I have some good news and some bad news about caterpillars. First for the good news: gypsy moth caterpillars have practically finished feeding, and forest tent caterpillars are finished as well (eastern tent caterpillars finished several weeks ago). Many gypsy moth caterpillars have died from the two diseases that typically keep gypsy moth populations under control, the fungal disease Entomophaga maimaiga, and the viral disease NPV, a nucleopolyhedrosis virus.
The bad news is many gypsy moth caterpillars have survived and started pupating. This May and June have been incredibly (painfully) dry again and both gypsy moth diseases require high humidity to spread from caterpillar to caterpillar. In a couple of weeks gypsy moths will emerge to lay egg masses which will hatch next spring.

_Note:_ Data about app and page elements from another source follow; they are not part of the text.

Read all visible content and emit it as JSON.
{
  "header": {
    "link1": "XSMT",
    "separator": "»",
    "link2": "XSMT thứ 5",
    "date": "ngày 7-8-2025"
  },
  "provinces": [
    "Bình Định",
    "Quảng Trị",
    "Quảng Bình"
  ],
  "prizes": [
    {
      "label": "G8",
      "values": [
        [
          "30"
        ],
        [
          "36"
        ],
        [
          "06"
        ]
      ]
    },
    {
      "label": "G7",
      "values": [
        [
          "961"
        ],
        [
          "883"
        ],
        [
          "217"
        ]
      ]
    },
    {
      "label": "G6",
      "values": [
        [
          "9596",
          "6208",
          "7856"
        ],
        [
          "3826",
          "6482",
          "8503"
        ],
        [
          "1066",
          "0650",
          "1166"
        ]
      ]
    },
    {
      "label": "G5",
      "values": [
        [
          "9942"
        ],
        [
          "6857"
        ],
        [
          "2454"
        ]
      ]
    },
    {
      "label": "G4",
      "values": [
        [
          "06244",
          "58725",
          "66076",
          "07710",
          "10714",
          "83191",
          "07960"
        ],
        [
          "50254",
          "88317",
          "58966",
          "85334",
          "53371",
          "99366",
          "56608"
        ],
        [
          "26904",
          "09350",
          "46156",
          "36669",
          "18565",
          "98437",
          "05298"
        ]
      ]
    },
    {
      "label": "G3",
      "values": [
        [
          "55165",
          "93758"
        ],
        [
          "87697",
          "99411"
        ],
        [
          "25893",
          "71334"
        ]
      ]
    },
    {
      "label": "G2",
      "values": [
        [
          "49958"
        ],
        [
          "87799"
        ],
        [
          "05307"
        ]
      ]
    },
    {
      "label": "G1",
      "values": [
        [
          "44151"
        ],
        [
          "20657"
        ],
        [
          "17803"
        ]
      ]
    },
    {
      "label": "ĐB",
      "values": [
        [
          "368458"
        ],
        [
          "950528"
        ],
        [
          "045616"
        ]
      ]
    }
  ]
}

What can you do now? Look on tree trunks and destroy gypsy moth pupae and caterpillars that are covering themselves in silk. Look at the pictures to see the difference between healthy caterpillars and ones that have died from diseases.
Some areas of Rhode Island were heavily infested with forest tent caterpillars this spring (not to be confused with eastern tent caterpillars that make visible tents). Right now forest tent caterpillars are cocoons folded inside leaves or pine needles. If you saw forest tent caterpillars at your property this spring, I suggest you prune out as many forest tent caterpillar cocoons as you can. See attached pictures.
2016 has been quite a year for caterpillars!